------ RECORDS TO USE ------
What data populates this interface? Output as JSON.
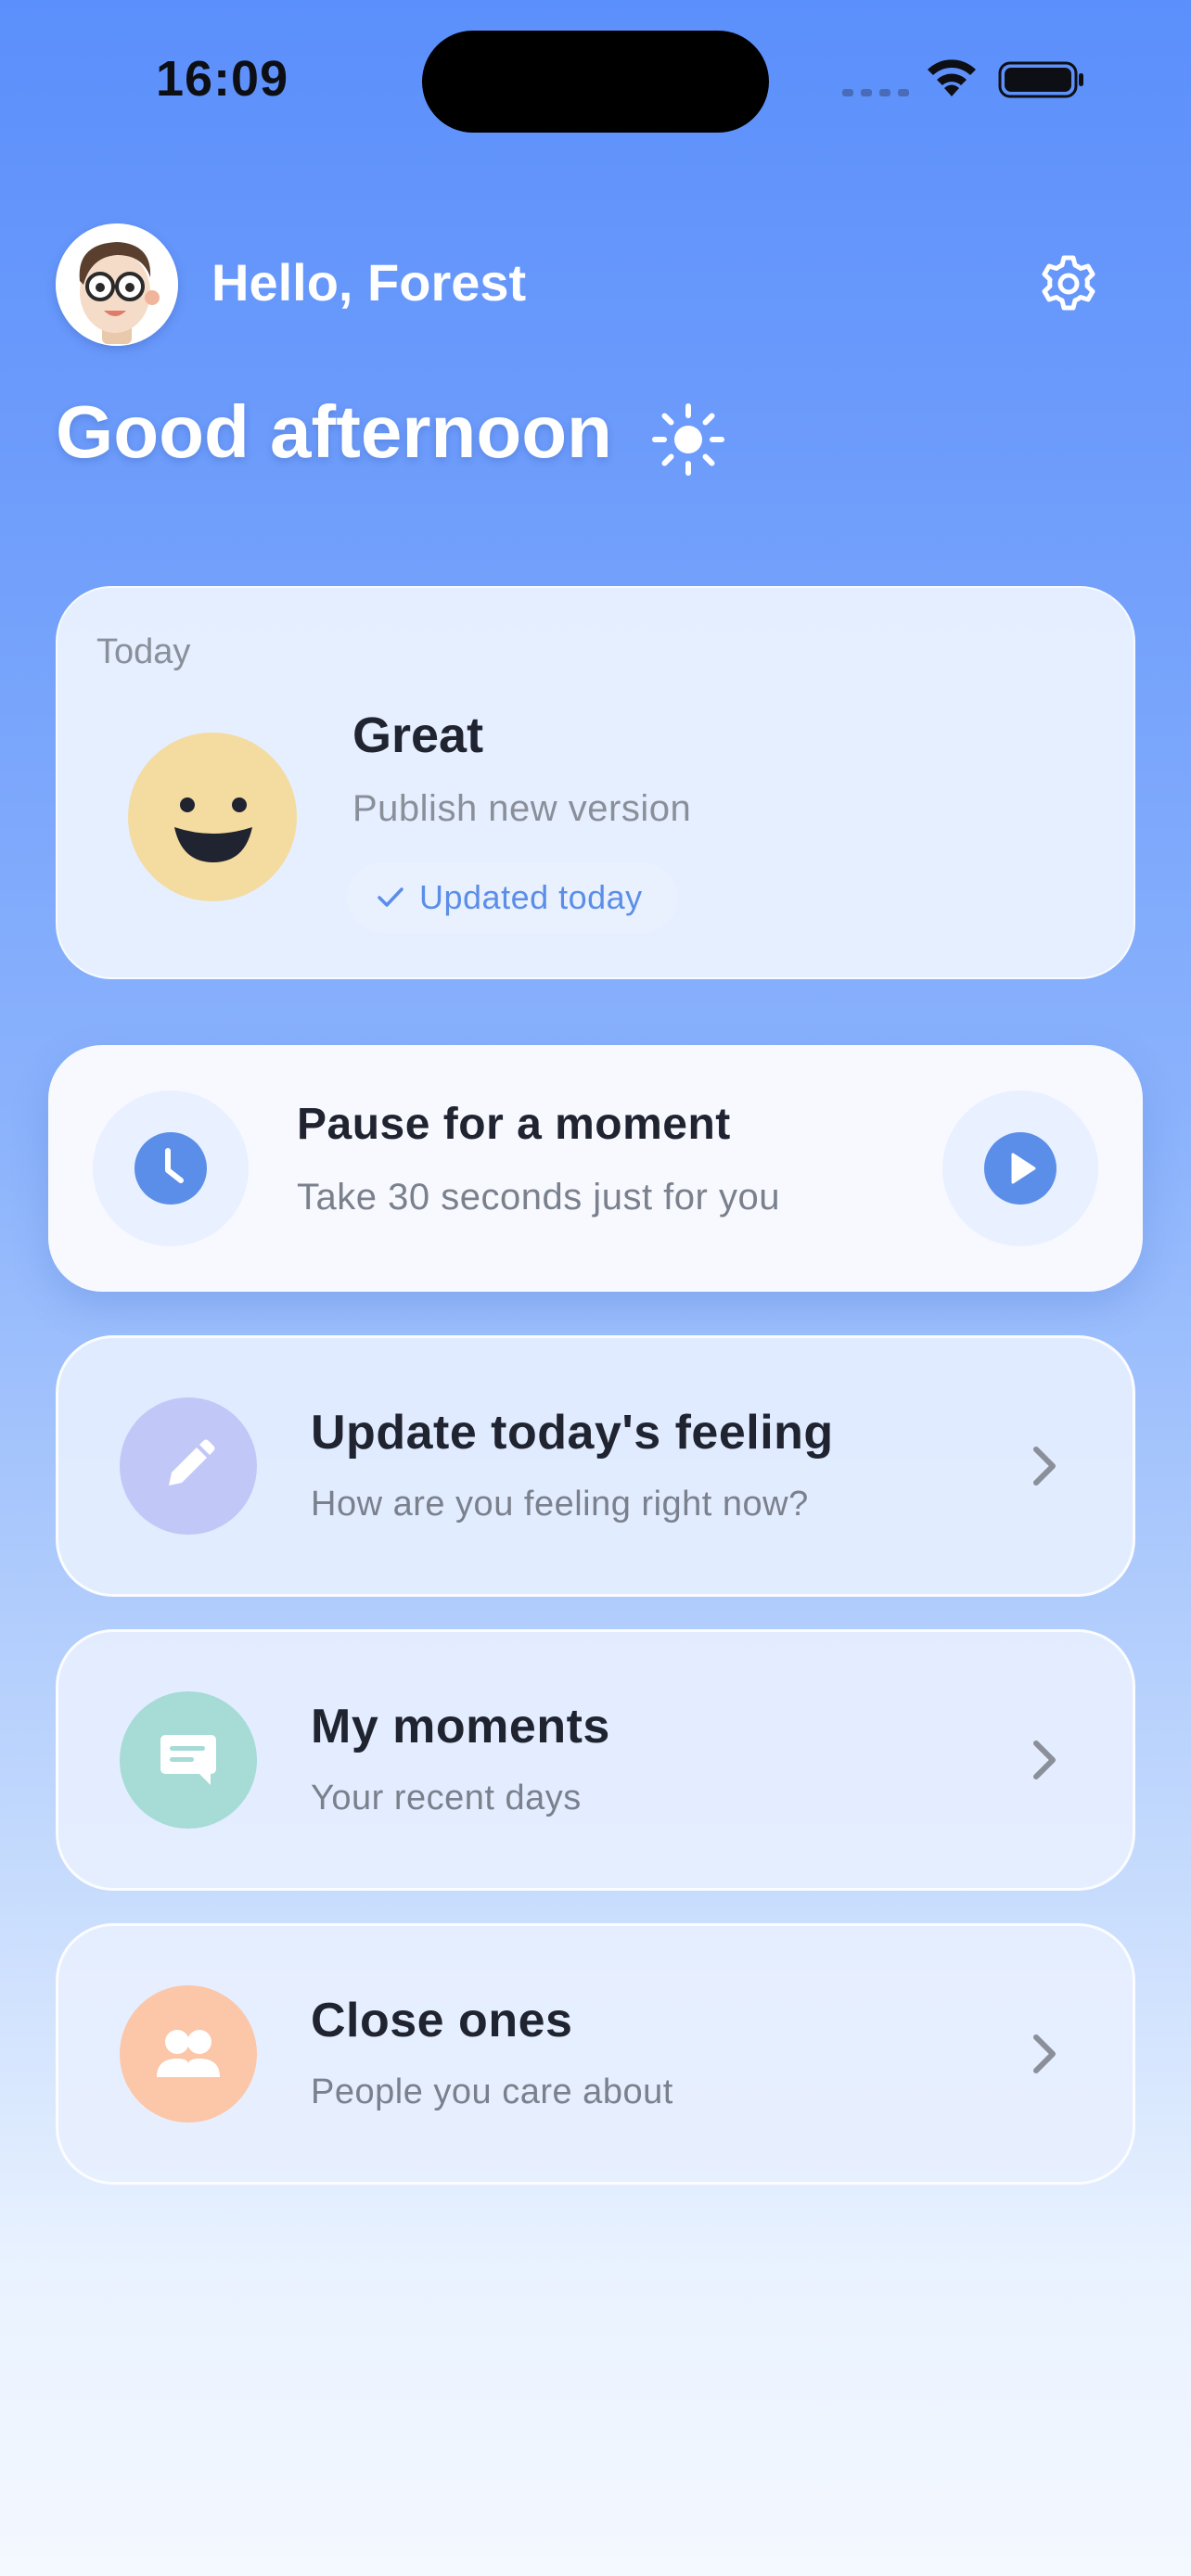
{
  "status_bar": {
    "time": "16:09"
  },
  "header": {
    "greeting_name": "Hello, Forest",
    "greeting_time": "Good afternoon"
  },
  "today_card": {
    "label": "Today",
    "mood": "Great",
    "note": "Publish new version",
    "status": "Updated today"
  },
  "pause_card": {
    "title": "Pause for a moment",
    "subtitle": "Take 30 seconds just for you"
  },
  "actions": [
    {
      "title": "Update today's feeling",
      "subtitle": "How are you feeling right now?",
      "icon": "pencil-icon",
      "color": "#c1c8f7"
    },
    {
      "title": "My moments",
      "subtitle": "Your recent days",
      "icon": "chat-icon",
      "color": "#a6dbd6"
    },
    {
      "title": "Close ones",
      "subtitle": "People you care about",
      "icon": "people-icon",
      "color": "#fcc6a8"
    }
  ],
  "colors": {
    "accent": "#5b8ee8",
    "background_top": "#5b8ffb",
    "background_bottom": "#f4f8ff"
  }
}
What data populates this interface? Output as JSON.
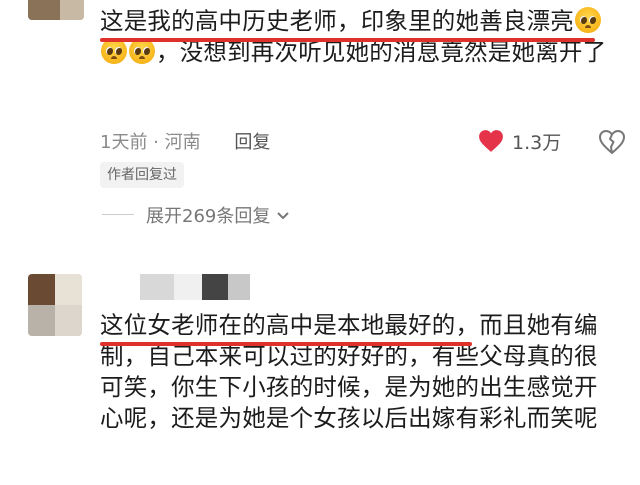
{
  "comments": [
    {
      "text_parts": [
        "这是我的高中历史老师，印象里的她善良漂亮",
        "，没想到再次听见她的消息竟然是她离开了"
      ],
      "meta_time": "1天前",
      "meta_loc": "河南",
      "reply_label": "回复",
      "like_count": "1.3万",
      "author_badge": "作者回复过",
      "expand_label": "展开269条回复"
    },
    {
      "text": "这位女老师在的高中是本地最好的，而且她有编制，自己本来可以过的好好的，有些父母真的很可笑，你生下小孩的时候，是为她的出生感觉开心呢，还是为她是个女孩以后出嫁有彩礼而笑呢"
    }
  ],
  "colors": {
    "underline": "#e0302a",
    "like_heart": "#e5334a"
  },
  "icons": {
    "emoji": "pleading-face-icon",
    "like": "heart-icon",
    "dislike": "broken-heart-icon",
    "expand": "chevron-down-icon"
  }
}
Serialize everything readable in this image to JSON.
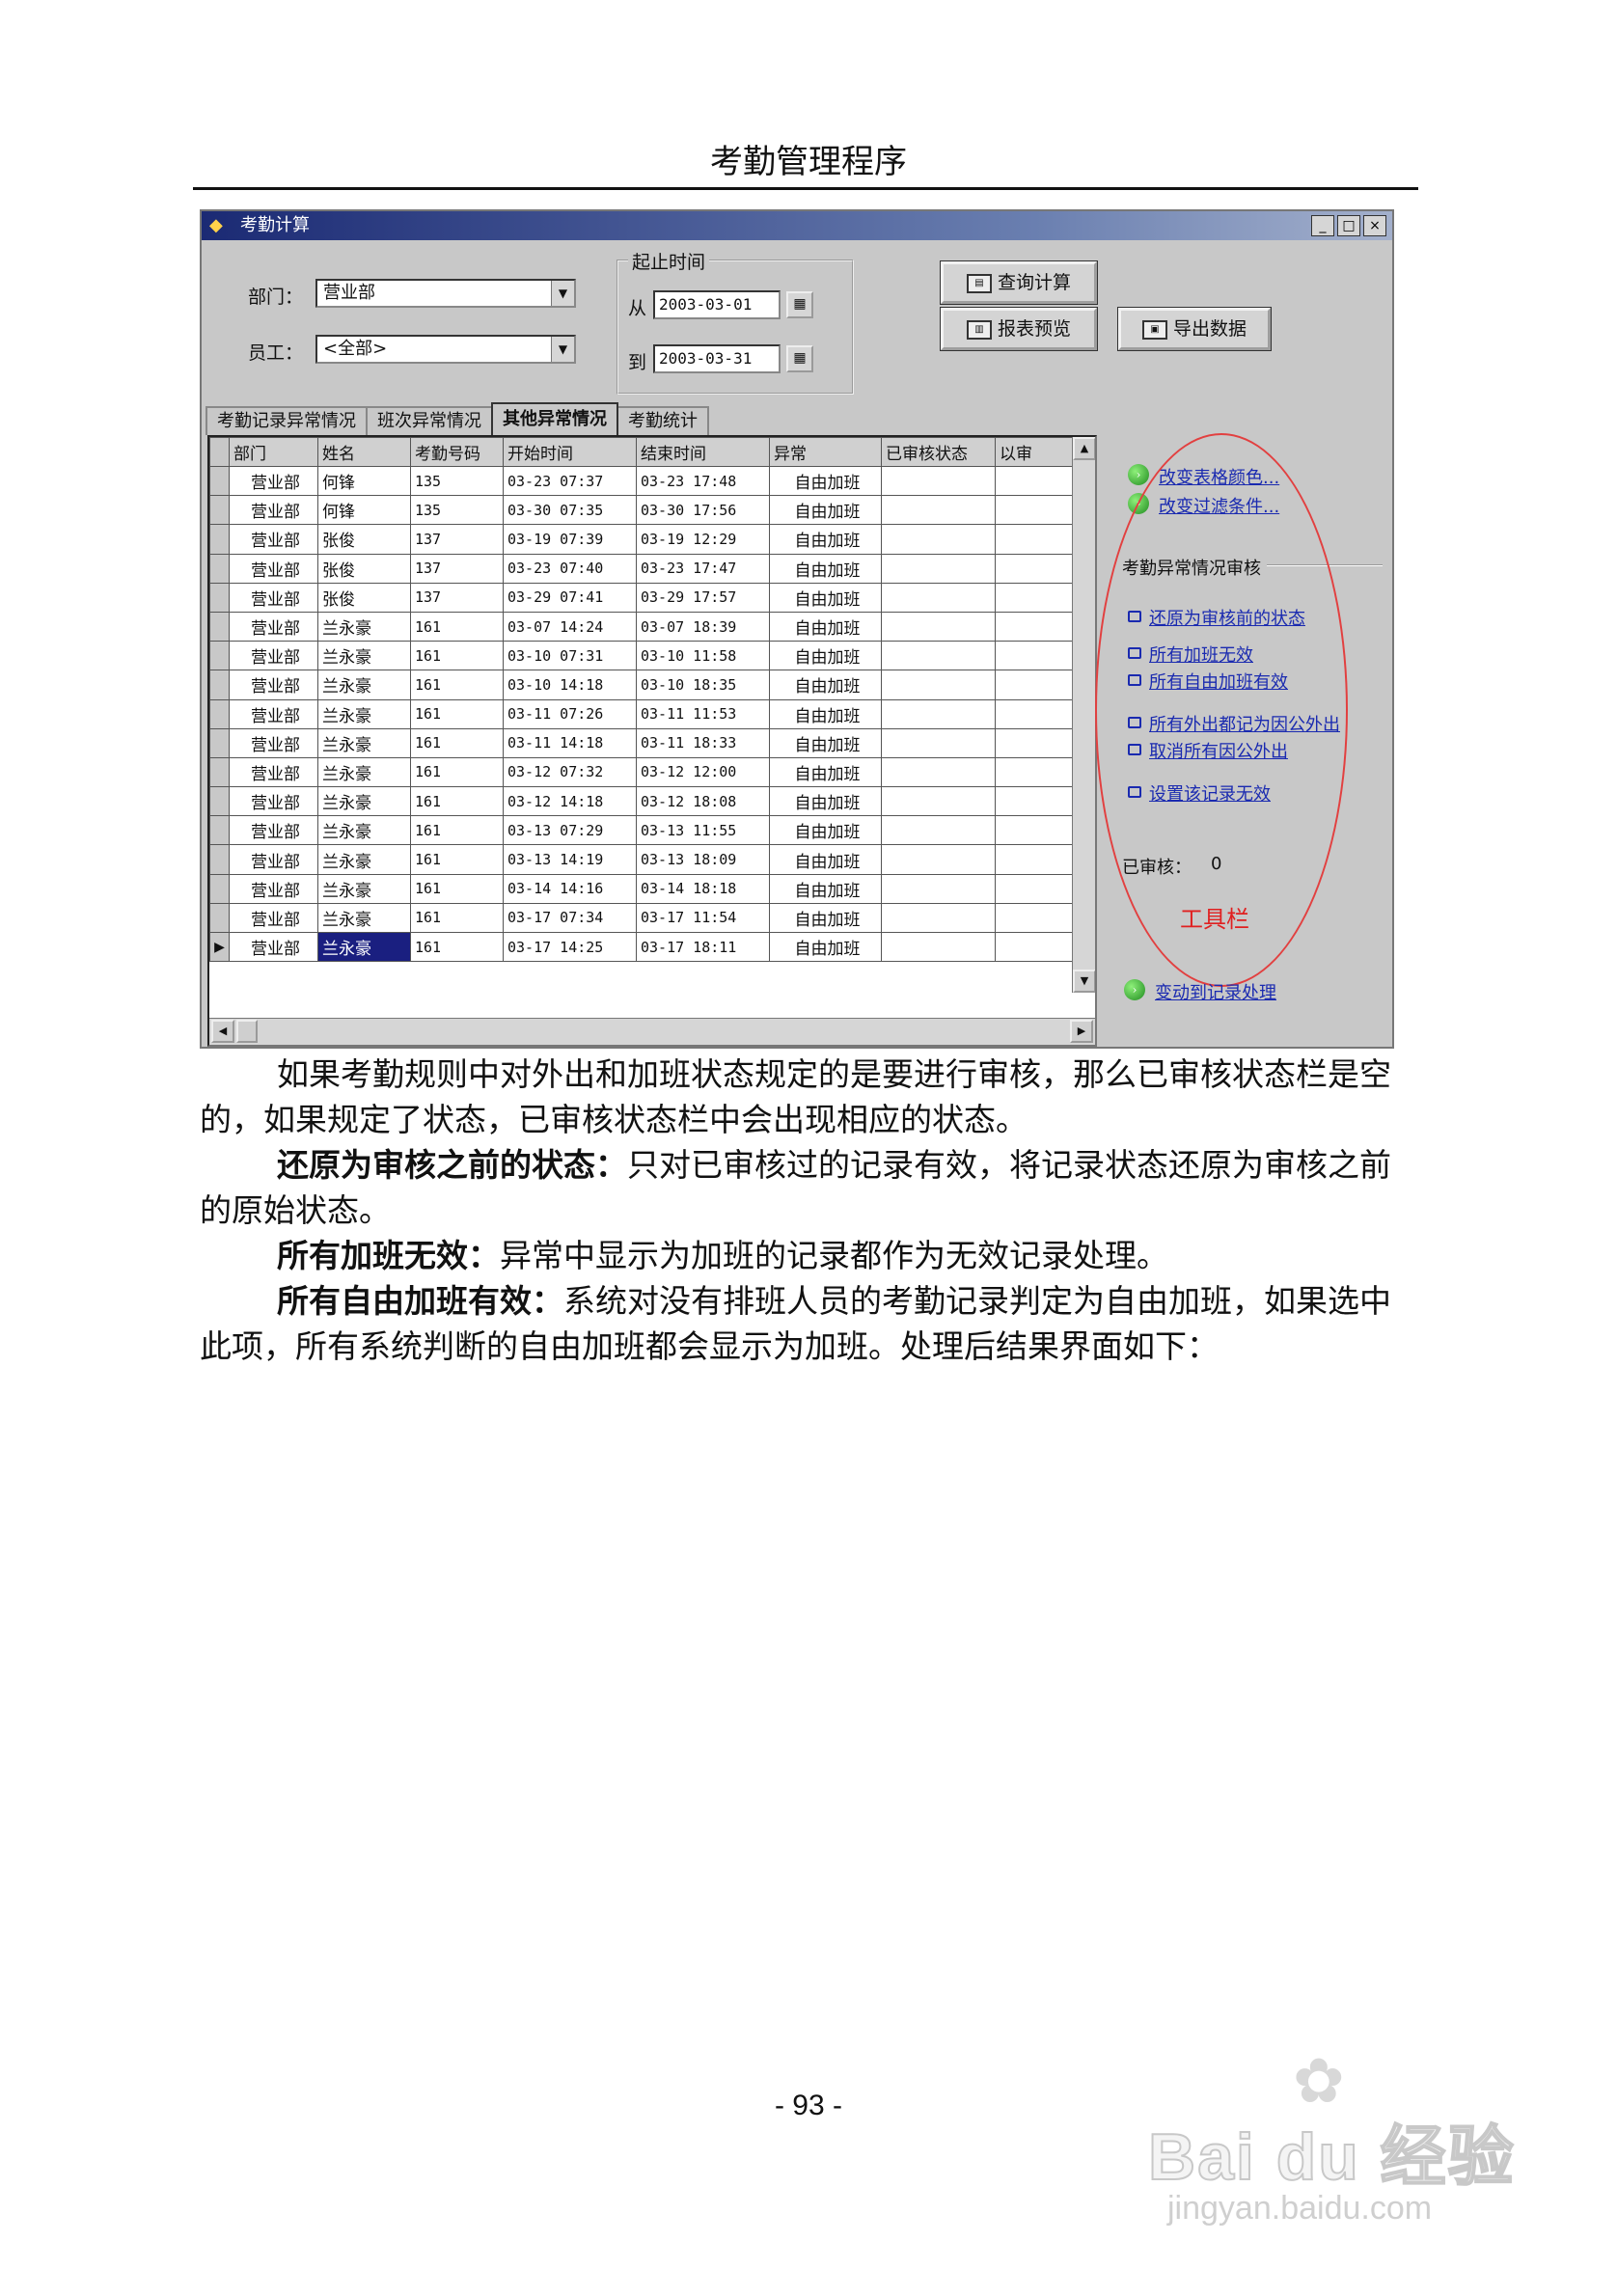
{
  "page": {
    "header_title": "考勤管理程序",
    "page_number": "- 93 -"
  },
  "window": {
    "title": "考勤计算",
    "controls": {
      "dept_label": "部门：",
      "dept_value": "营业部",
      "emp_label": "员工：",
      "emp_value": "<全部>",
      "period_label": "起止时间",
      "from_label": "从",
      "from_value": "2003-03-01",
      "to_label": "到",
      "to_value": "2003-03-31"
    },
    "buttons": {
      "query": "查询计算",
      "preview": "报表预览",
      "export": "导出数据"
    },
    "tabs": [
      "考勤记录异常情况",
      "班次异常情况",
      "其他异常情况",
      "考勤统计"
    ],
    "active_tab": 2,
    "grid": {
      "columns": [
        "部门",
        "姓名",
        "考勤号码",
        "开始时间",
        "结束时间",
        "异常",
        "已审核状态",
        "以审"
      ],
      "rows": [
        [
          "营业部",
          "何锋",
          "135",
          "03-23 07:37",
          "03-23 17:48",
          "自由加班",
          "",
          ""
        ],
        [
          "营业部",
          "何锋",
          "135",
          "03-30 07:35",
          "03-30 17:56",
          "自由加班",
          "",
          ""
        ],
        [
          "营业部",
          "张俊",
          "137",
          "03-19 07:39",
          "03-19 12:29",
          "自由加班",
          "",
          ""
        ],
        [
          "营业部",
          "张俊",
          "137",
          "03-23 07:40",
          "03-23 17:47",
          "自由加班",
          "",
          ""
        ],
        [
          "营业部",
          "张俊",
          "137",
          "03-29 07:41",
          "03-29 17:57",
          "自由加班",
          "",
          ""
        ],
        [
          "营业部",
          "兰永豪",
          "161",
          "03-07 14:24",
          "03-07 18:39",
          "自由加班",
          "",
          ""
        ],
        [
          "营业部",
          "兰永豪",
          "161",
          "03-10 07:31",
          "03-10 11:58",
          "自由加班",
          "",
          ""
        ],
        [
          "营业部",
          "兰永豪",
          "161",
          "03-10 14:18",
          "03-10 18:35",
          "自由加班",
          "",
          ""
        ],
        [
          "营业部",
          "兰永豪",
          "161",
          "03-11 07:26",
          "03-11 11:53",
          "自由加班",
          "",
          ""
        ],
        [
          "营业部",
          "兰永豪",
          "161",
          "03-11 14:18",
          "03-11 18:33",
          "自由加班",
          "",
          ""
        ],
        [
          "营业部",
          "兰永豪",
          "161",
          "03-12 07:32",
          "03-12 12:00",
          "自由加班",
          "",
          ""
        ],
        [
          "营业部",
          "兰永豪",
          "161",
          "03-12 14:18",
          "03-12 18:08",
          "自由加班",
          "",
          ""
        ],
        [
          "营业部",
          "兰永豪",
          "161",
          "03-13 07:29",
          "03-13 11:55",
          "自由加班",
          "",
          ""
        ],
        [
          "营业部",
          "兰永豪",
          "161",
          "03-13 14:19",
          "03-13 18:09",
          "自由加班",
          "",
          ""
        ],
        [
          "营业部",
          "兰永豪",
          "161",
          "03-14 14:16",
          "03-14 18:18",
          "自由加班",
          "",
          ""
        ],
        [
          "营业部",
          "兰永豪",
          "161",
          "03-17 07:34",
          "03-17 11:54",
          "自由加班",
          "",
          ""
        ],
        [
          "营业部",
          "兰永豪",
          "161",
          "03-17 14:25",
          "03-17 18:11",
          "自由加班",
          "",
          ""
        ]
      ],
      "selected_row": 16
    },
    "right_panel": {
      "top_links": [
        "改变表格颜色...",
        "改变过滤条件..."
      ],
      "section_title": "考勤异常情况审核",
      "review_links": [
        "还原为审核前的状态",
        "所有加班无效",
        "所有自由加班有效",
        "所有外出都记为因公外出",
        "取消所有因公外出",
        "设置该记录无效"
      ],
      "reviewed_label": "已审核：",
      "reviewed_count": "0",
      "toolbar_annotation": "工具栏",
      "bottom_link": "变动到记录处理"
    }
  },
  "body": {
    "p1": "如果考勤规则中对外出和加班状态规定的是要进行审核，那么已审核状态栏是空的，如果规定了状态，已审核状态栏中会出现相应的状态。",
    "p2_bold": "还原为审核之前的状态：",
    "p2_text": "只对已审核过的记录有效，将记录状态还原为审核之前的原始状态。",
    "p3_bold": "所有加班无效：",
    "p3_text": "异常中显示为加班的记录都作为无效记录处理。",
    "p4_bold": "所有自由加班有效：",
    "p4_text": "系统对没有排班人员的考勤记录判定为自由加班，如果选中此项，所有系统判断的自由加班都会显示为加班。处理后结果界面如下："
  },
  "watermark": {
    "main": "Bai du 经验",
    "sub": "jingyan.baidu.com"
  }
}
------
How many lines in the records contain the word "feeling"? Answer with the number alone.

2